A few months ago, Cambodian Premier Hun Sen seemed to revel in his role as host of a regional summit; the appearance of top leaders in Phnom Penh - Chinese Prime Minister Zhu Rongji among them - marked one more step away from controversy and towards legitimisation as a statesman.
The summit came amid a spell of relative economic, diplomatic and political stability in Southeast Asia, one which had allowed it to focus on new challenges, from the threat of terrorism to China's growing economic might. A few months on, events in Cambodia have provided a sharp reminder of the ancient passions which stalk the region and can threaten stability at any time.
That Cambodians jealously guard their sovereignty over the Angkor temples - at the heart of 1,000 years of dispute with Thailand - is nothing new. That a new generation of Cambodians, fuelled by Internet gossip and newspaper rumour, can riot and torch the Thai embassy and Thai-owned businesses on the strength of the alleged remarks of a Thai actress questioning that sovereignty is more striking.
The night of violence that spread across Phnom Penh last Wednesday did not reflect well on Hun Sen nor on his government. Earlier in the week, and despite the doubts already raised about the accuracy of reports of the actress' remarks, Hun Sen seemed keen to pander to public sentiment.
He went on national radio to denounce the actress, Sunavant Kongying, labelling her a thief whose life 'is not even equal to a patch of grass around Angkor Wat'. The night of mob violence that followed seemed to catch his team by surprise. A leader known for his strong-arm rule appeared neither in control nor in touch.
Thais will not easily forget that their ambassador fled for his life or that protesters desecrated a portrait of their revered King Bhumibol Adulyadej. If Hun Sen aspires to the status of a statesman he must mend fences and ensure the quick resumption of the tourism trade which benefits both countries. The opportunity presented by the visit to Bangkok on Tuesday of his foreign minister, Hor Namhong, must be fully grasped.

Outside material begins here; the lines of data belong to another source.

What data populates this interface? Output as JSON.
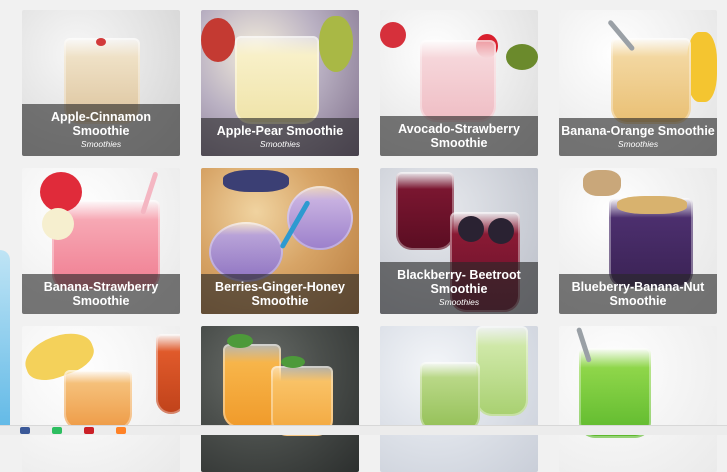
{
  "recipes": [
    {
      "title": "Apple-Cinnamon Smoothie",
      "category": "Smoothies"
    },
    {
      "title": "Apple-Pear Smoothie",
      "category": "Smoothies"
    },
    {
      "title": "Avocado-Strawberry Smoothie",
      "category": ""
    },
    {
      "title": "Banana-Orange Smoothie",
      "category": "Smoothies"
    },
    {
      "title": "Banana-Strawberry Smoothie",
      "category": ""
    },
    {
      "title": "Berries-Ginger-Honey Smoothie",
      "category": ""
    },
    {
      "title": "Blackberry- Beetroot Smoothie",
      "category": "Smoothies"
    },
    {
      "title": "Blueberry-Banana-Nut Smoothie",
      "category": ""
    },
    {
      "title": "",
      "category": ""
    },
    {
      "title": "",
      "category": ""
    },
    {
      "title": "",
      "category": ""
    },
    {
      "title": "",
      "category": ""
    }
  ],
  "colors": {
    "background": "#f1f1f1",
    "caption_overlay": "rgba(40,40,40,0.62)",
    "accent_left": "#5fb8e6"
  },
  "icons": [
    "facebook-icon",
    "evernote-icon",
    "pinterest-icon",
    "mix-icon"
  ]
}
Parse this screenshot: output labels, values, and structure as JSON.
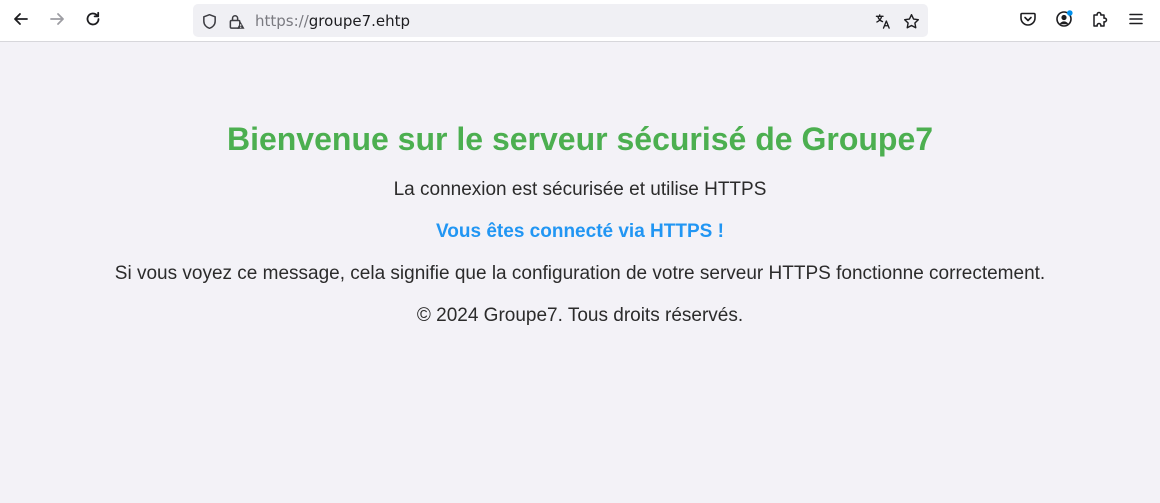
{
  "browser": {
    "url_scheme": "https://",
    "url_host": "groupe7.ehtp",
    "icons": {
      "back": "arrow-left-icon",
      "forward": "arrow-right-icon",
      "reload": "reload-icon",
      "tracking_protection": "shield-icon",
      "connection": "lock-warning-icon",
      "translate": "translate-icon",
      "bookmark": "star-icon",
      "pocket": "pocket-icon",
      "account": "account-icon",
      "extensions": "puzzle-icon",
      "menu": "hamburger-menu-icon"
    },
    "colors": {
      "toolbar": "#ffffff",
      "urlbar": "#f0f0f4",
      "account_badge": "#0090ed"
    }
  },
  "page": {
    "heading": "Bienvenue sur le serveur sécurisé de Groupe7",
    "subtitle": "La connexion est sécurisée et utilise HTTPS",
    "status": "Vous êtes connecté via HTTPS !",
    "message": "Si vous voyez ce message, cela signifie que la configuration de votre serveur HTTPS fonctionne correctement.",
    "footer": "© 2024 Groupe7. Tous droits réservés.",
    "colors": {
      "background": "#f3f2f7",
      "heading": "#4caf50",
      "status": "#2196f3",
      "text": "#2b2b2b"
    }
  }
}
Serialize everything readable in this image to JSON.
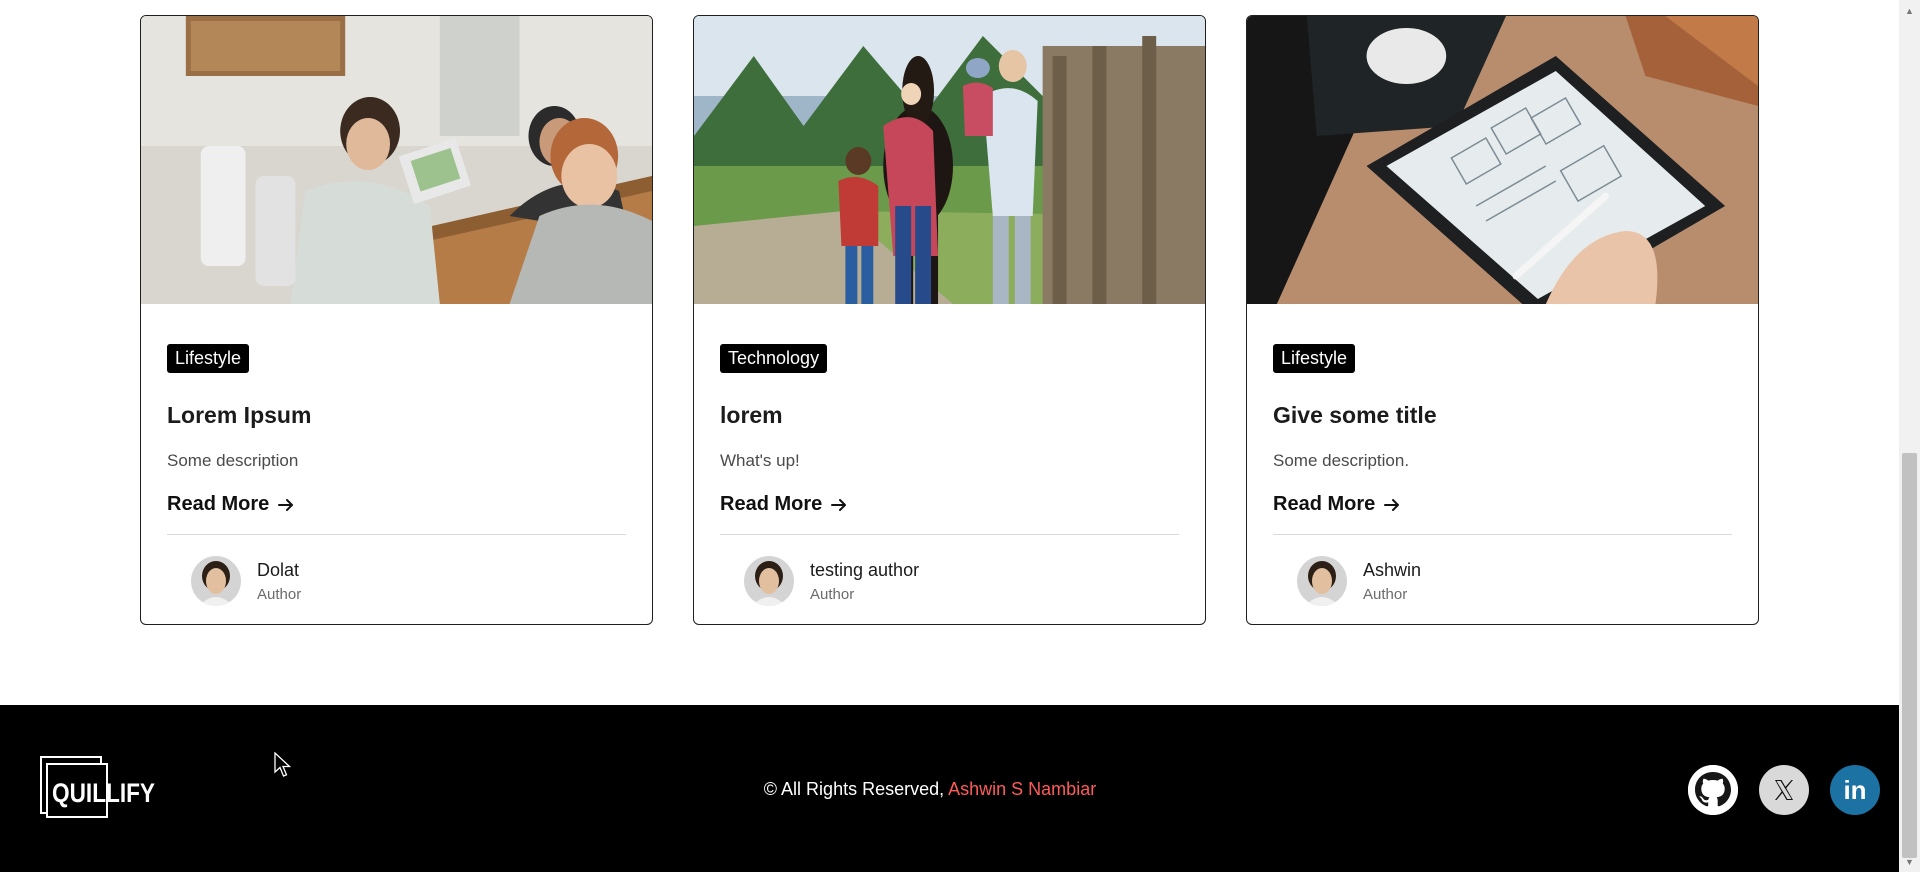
{
  "cards": [
    {
      "category": "Lifestyle",
      "title": "Lorem Ipsum",
      "description": "Some description",
      "read_more": "Read More",
      "author_name": "Dolat",
      "author_role": "Author"
    },
    {
      "category": "Technology",
      "title": "lorem",
      "description": "What's up!",
      "read_more": "Read More",
      "author_name": "testing author",
      "author_role": "Author"
    },
    {
      "category": "Lifestyle",
      "title": "Give some title",
      "description": "Some description.",
      "read_more": "Read More",
      "author_name": "Ashwin",
      "author_role": "Author"
    }
  ],
  "footer": {
    "logo_text": "QUILLIFY",
    "copyright_prefix": "© All Rights Reserved,",
    "owner": "Ashwin S Nambiar",
    "socials": [
      "github-icon",
      "x-icon",
      "linkedin-icon"
    ],
    "linkedin_text": "in"
  },
  "colors": {
    "footer_bg": "#000000",
    "owner_accent": "#ff5a5a",
    "linkedin_bg": "#1c72a3",
    "badge_bg": "#000000"
  }
}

Old tensions may still simmer, but Southeast Asia has shown it can move beyond them. Now is the time for Hun Sen to show he is a leader worthy of a modern region.